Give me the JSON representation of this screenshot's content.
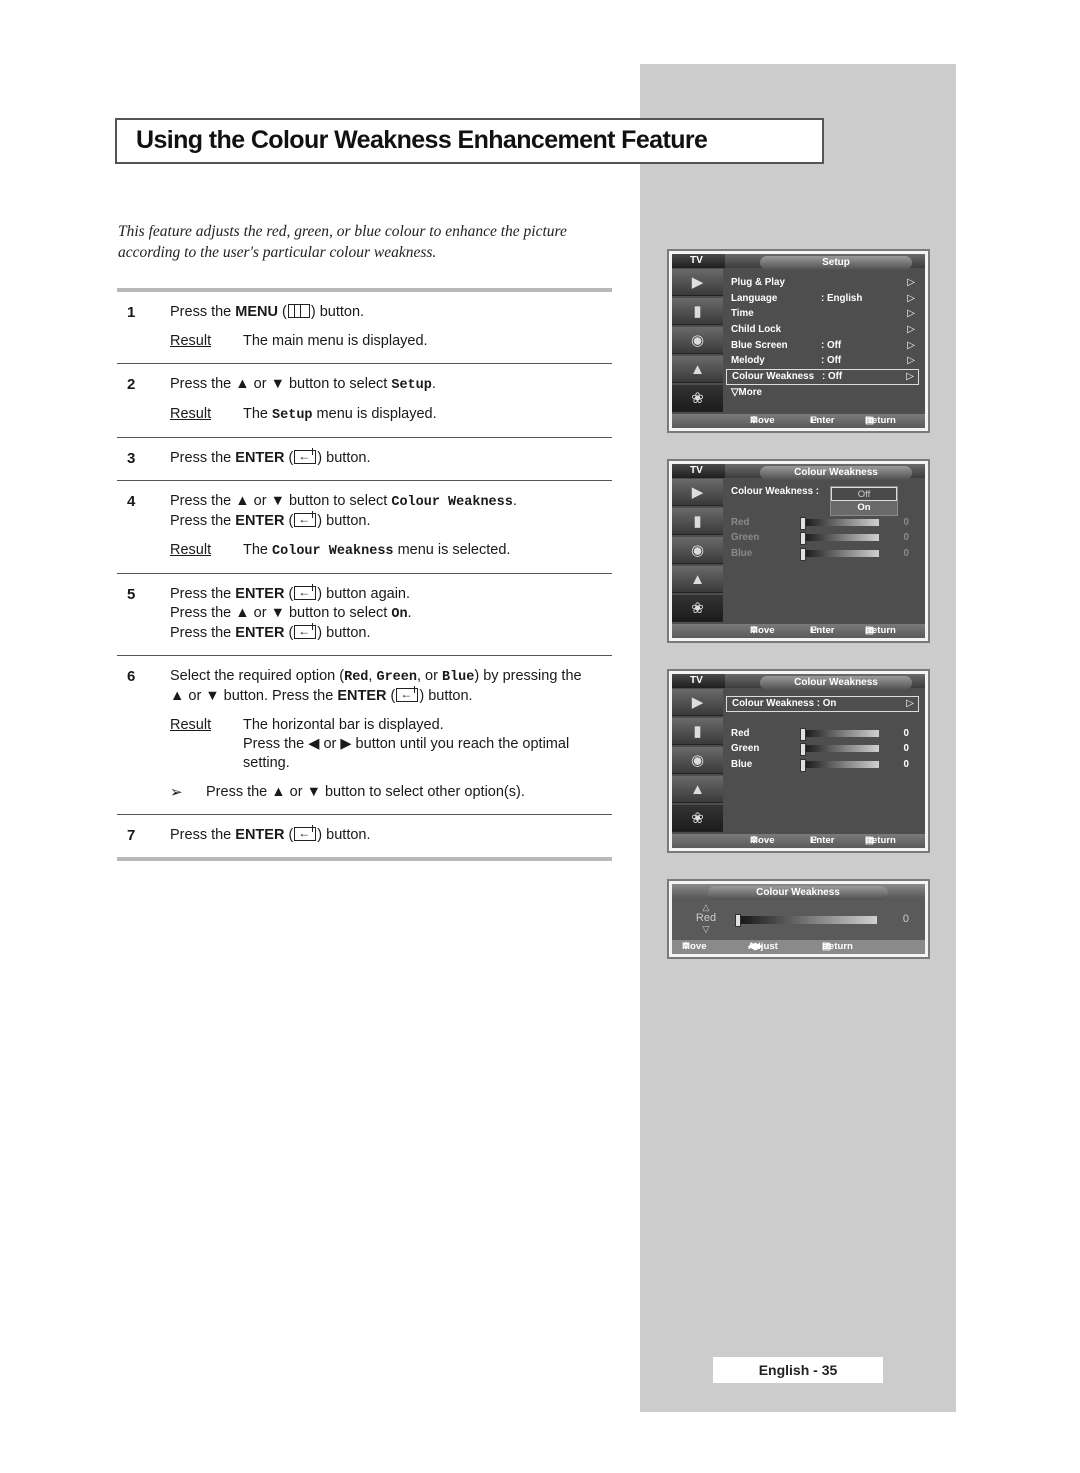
{
  "title": "Using the Colour Weakness Enhancement Feature",
  "intro": "This feature adjusts the red, green, or blue colour to enhance the picture according to the user's particular colour weakness.",
  "result_label": "Result",
  "steps": [
    {
      "num": "1",
      "a": "Press the ",
      "b": "MENU",
      "c": " button.",
      "result": "The main menu is displayed."
    },
    {
      "num": "2",
      "a": "Press the ▲ or ▼ button to select ",
      "code": "Setup",
      "c": ".",
      "result_a": "The ",
      "result_code": "Setup",
      "result_c": " menu is displayed."
    },
    {
      "num": "3",
      "a": "Press the ",
      "b": "ENTER",
      "c": " button."
    },
    {
      "num": "4",
      "a": "Press the ▲ or ▼ button to select ",
      "code": "Colour Weakness",
      "c": ".",
      "line2_a": "Press the ",
      "line2_b": "ENTER",
      "line2_c": " button.",
      "result_a": "The ",
      "result_code": "Colour Weakness",
      "result_c": " menu is selected."
    },
    {
      "num": "5",
      "a": "Press the ",
      "b": "ENTER",
      "c": " button again.",
      "line2_a": "Press the ▲ or ▼ button to select ",
      "line2_code": "On",
      "line2_c": ".",
      "line3_a": "Press the ",
      "line3_b": "ENTER",
      "line3_c": " button."
    },
    {
      "num": "6",
      "a": "Select the required option (",
      "code1": "Red",
      "sep1": ", ",
      "code2": "Green",
      "sep2": ", or ",
      "code3": "Blue",
      "c": ") by pressing the",
      "line2_a": "▲ or ▼ button. Press the ",
      "line2_b": "ENTER",
      "line2_c": " button.",
      "result": "The horizontal bar is displayed.",
      "result2": "Press the ◀ or ▶ button until you reach the optimal",
      "result3": "setting.",
      "note": "Press the ▲ or ▼ button to select other option(s)."
    },
    {
      "num": "7",
      "a": "Press the ",
      "b": "ENTER",
      "c": " button."
    }
  ],
  "tv_common": {
    "tab": "TV",
    "footer_move": "Move",
    "footer_enter": "Enter",
    "footer_return": "Return",
    "footer_adjust": "Adjust"
  },
  "screen1": {
    "header": "Setup",
    "rows": [
      {
        "label": "Plug & Play",
        "value": ""
      },
      {
        "label": "Language",
        "value": ": English"
      },
      {
        "label": "Time",
        "value": ""
      },
      {
        "label": "Child Lock",
        "value": ""
      },
      {
        "label": "Blue Screen",
        "value": ": Off"
      },
      {
        "label": "Melody",
        "value": ": Off"
      },
      {
        "label": "Colour Weakness",
        "value": ": Off"
      }
    ],
    "more": "More"
  },
  "screen2": {
    "header": "Colour Weakness",
    "label": "Colour Weakness :",
    "options": [
      "Off",
      "On"
    ],
    "sliders": [
      {
        "label": "Red",
        "value": "0"
      },
      {
        "label": "Green",
        "value": "0"
      },
      {
        "label": "Blue",
        "value": "0"
      }
    ]
  },
  "screen3": {
    "header": "Colour Weakness",
    "label": "Colour Weakness : On",
    "sliders": [
      {
        "label": "Red",
        "value": "0"
      },
      {
        "label": "Green",
        "value": "0"
      },
      {
        "label": "Blue",
        "value": "0"
      }
    ]
  },
  "screen4": {
    "header": "Colour Weakness",
    "label": "Red",
    "value": "0"
  },
  "page_number": "English - 35"
}
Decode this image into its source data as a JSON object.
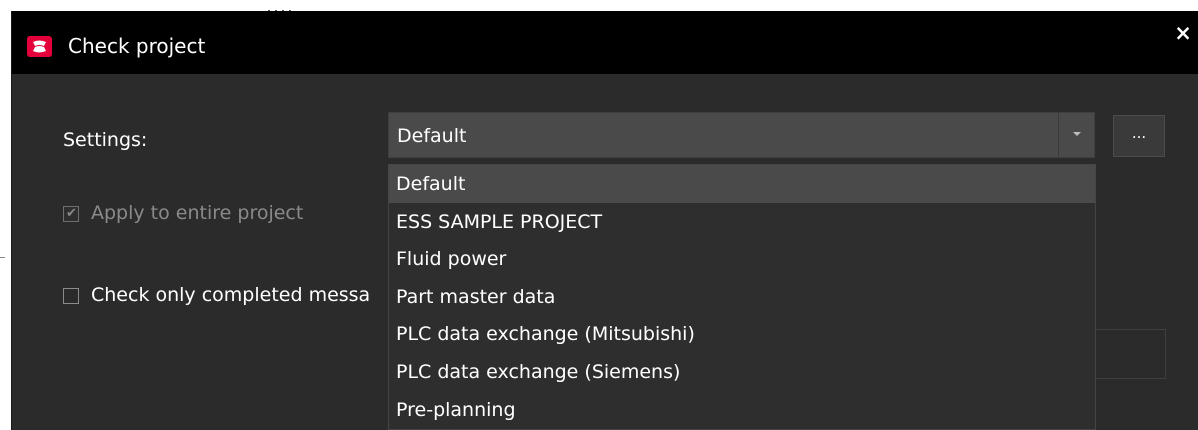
{
  "dialog": {
    "title": "Check project",
    "close_glyph": "×",
    "icon": "app-logo-icon",
    "accent_color": "#e4003a"
  },
  "settings": {
    "label": "Settings:",
    "selected": "Default",
    "more_button_label": "...",
    "options": [
      "Default",
      "ESS SAMPLE PROJECT",
      "Fluid power",
      "Part master data",
      "PLC data exchange (Mitsubishi)",
      "PLC data exchange (Siemens)",
      "Pre-planning"
    ]
  },
  "options": {
    "apply_entire_project": {
      "label": "Apply to entire project",
      "checked": true,
      "disabled": true
    },
    "check_only_completed": {
      "label": "Check only completed messa",
      "checked": false
    }
  }
}
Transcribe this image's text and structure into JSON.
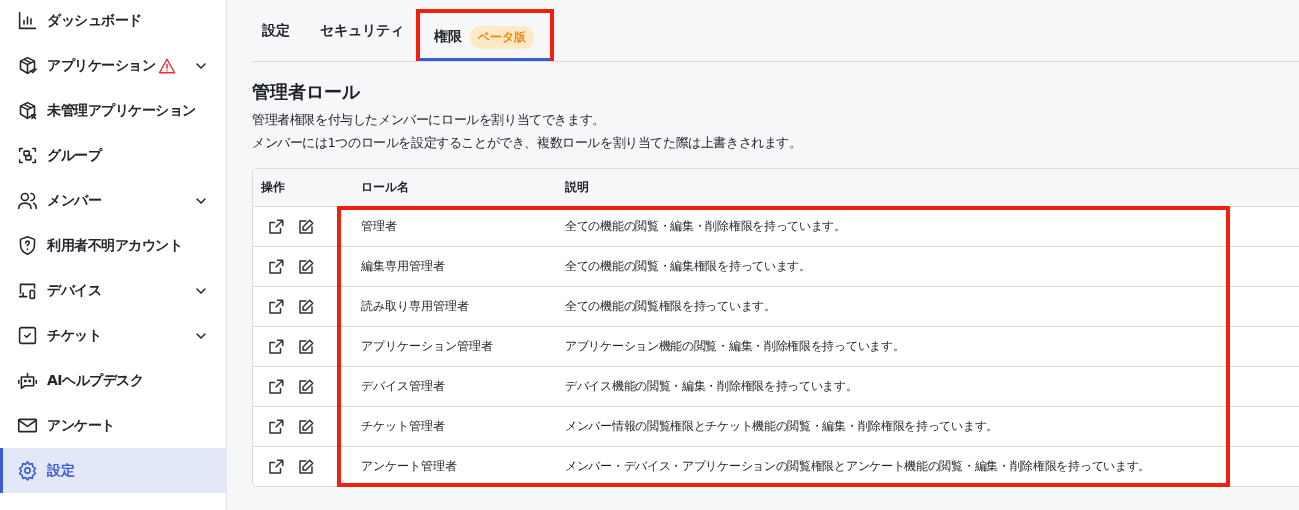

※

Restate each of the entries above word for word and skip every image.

* _RESULT OF THIS TASK_:
Give me the JSON representation of this screenshot's content.
{
  "title": "Using the Colour Weakness Enhancement Feature",
  "intro": "This feature adjusts the red, green, or blue colour to enhance the picture according to the user's particular colour weakness.",
  "result_label": "Result",
  "steps": [
    {
      "num": "1",
      "a": "Press the ",
      "b": "MENU",
      "c": " button.",
      "result": "The main menu is displayed."
    },
    {
      "num": "2",
      "a": "Press the ▲ or ▼ button to select ",
      "code": "Setup",
      "c": ".",
      "result_a": "The ",
      "result_code": "Setup",
      "result_c": " menu is displayed."
    },
    {
      "num": "3",
      "a": "Press the ",
      "b": "ENTER",
      "c": " button."
    },
    {
      "num": "4",
      "a": "Press the ▲ or ▼ button to select ",
      "code": "Colour Weakness",
      "c": ".",
      "line2_a": "Press the ",
      "line2_b": "ENTER",
      "line2_c": " button.",
      "result_a": "The ",
      "result_code": "Colour Weakness",
      "result_c": " menu is selected."
    },
    {
      "num": "5",
      "a": "Press the ",
      "b": "ENTER",
      "c": " button again.",
      "line2_a": "Press the ▲ or ▼ button to select ",
      "line2_code": "On",
      "line2_c": ".",
      "line3_a": "Press the ",
      "line3_b": "ENTER",
      "line3_c": " button."
    },
    {
      "num": "6",
      "a": "Select the required option (",
      "code1": "Red",
      "sep1": ", ",
      "code2": "Green",
      "sep2": ", or ",
      "code3": "Blue",
      "c": ") by pressing the",
      "line2_a": "▲ or ▼ button. Press the ",
      "line2_b": "ENTER",
      "line2_c": " button.",
      "result": "The horizontal bar is displayed.",
      "result2": "Press the ◀ or ▶ button until you reach the optimal",
      "result3": "setting.",
      "note": "Press the ▲ or ▼ button to select other option(s)."
    },
    {
      "num": "7",
      "a": "Press the ",
      "b": "ENTER",
      "c": " button."
    }
  ],
  "tv_common": {
    "tab": "TV",
    "footer_move": "Move",
    "footer_enter": "Enter",
    "footer_return": "Return",
    "footer_adjust": "Adjust"
  },
  "screen1": {
    "header": "Setup",
    "rows": [
      {
        "label": "Plug & Play",
        "value": ""
      },
      {
        "label": "Language",
        "value": ": English"
      },
      {
        "label": "Time",
        "value": ""
      },
      {
        "label": "Child Lock",
        "value": ""
      },
      {
        "label": "Blue Screen",
        "value": ": Off"
      },
      {
        "label": "Melody",
        "value": ": Off"
      },
      {
        "label": "Colour Weakness",
        "value": ": Off"
      }
    ],
    "more": "More"
  },
  "screen2": {
    "header": "Colour Weakness",
    "label": "Colour Weakness :",
    "options": [
      "Off",
      "On"
    ],
    "sliders": [
      {
        "label": "Red",
        "value": "0"
      },
      {
        "label": "Green",
        "value": "0"
      },
      {
        "label": "Blue",
        "value": "0"
      }
    ]
  },
  "screen3": {
    "header": "Colour Weakness",
    "label": "Colour Weakness : On",
    "sliders": [
      {
        "label": "Red",
        "value": "0"
      },
      {
        "label": "Green",
        "value": "0"
      },
      {
        "label": "Blue",
        "value": "0"
      }
    ]
  },
  "screen4": {
    "header": "Colour Weakness",
    "label": "Red",
    "value": "0"
  },
  "page_number": "English - 35"
}
Decode this image into its source data as a JSON object.
{
  "dialog": {
    "title": "Check project",
    "close_glyph": "×",
    "icon": "app-logo-icon",
    "accent_color": "#e4003a"
  },
  "settings": {
    "label": "Settings:",
    "selected": "Default",
    "more_button_label": "...",
    "options": [
      "Default",
      "ESS SAMPLE PROJECT",
      "Fluid power",
      "Part master data",
      "PLC data exchange (Mitsubishi)",
      "PLC data exchange (Siemens)",
      "Pre-planning"
    ]
  },
  "options": {
    "apply_entire_project": {
      "label": "Apply to entire project",
      "checked": true,
      "disabled": true
    },
    "check_only_completed": {
      "label": "Check only completed messa",
      "checked": false
    }
  }
}
Transcribe this image's text and structure into JSON.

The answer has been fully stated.